Essays: Francis Wheen |
[Invisible line of text as temporary way to expand content column justified text width to hit margins on most viewports, simply for improved display stability in the interval between column creation and loading]

Francis Wheen

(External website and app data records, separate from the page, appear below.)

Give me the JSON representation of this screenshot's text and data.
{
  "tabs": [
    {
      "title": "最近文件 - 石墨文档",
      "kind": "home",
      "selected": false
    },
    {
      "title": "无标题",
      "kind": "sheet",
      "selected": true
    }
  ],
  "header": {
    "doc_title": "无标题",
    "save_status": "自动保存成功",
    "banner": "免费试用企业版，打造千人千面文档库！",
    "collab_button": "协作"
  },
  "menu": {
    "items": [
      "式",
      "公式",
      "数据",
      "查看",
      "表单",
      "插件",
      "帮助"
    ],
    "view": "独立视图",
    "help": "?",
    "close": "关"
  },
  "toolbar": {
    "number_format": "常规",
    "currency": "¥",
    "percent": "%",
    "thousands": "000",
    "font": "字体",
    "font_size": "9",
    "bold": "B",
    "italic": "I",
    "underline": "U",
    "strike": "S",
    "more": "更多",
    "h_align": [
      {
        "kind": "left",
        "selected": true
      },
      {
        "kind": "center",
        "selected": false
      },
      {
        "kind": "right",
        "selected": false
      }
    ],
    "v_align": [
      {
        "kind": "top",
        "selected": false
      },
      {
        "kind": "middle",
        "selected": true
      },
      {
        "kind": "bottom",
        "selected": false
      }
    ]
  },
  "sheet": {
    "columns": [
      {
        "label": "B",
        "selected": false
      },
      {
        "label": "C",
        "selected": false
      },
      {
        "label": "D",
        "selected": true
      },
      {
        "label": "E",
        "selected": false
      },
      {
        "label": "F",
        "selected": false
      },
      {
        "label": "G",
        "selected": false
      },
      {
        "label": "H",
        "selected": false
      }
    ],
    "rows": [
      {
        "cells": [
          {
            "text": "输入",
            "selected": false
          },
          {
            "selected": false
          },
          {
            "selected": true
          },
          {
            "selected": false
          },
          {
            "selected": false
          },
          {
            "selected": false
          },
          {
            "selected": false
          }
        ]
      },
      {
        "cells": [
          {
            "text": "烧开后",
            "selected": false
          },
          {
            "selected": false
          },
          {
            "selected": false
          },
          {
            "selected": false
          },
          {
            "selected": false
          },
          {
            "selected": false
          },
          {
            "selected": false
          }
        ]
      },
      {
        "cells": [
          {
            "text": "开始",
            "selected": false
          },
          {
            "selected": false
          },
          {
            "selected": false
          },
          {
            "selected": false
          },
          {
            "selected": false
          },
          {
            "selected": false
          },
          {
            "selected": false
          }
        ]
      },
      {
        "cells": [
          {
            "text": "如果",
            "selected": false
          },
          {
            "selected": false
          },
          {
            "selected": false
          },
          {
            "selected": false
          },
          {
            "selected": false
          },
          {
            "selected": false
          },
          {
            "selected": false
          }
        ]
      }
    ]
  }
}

Francis Wheen, born in 1957, was educated at Harrow, where he was a contemporary of Mark Thatcher. Wheen’s Marxist inclinations thus had plenty of material to work on from an early date, and it can be said that his leftist critique of society has always been at least as well grounded in observation as in theory. Based variously at the Guardian, at the Evening Standard and at Private Eye, he has kept up a constant barrage of outgoing artillery fire in the best traditions of polemical journalism – i.e. the polemics take account of the real world. His gift for invective can be uncomfortable for those who find themselves on the other end of it, as I know to my cost, but there is no denying the continuing relevance of his fine anger. His book Hoo-hahs and Passing Frenzies: Collected Journalism 1991-2001, which came out in 2002, remains a model of the genre: it deservedly won the 2003 George Orwell prize. To hindsight, the book, from which the pieces featured here are taken, proves that Wheen, while blazing away at all the expected targets, was already preparing himself for a new impatience: the Left, to which he nominally belonged, was starting to worry him with its incurable yearning for something more decisive than democracy. This new impatience broke into the clear when he gamely pilloried his own newspaper, the Guardian, for apologising – cravenly, in Wheen’s view – to Noam Chomsky over its supposed misrepresentation of his views on the massacre in Srebrenica. Wheen was a valuable addition to the list of signatories on the Euston Manifesto in 2006. The manifesto marked the point when a left-within-the-left lost patience with the host body’s sympathy for any force, no matter how extreme, that might embarrass the Western democracies. Along with Nick Cohen and Christopher Hitchens, Wheen became a target for unreconstructed radical journalists who found their breakaway colleagues guilty of Liberal Universalism. It was an accusation that Wheen, in particular, was well equipped to counter with learned scorn. As a Marxist who had actually read Marx (his biography of Marx was another prize-winner), he has the advantage of being able to provide his own theoretical back-up. But finally what makes him stand out is his inclusive style, sensitive to everything that is happening, and sometimes, remarkably, to what will happen next.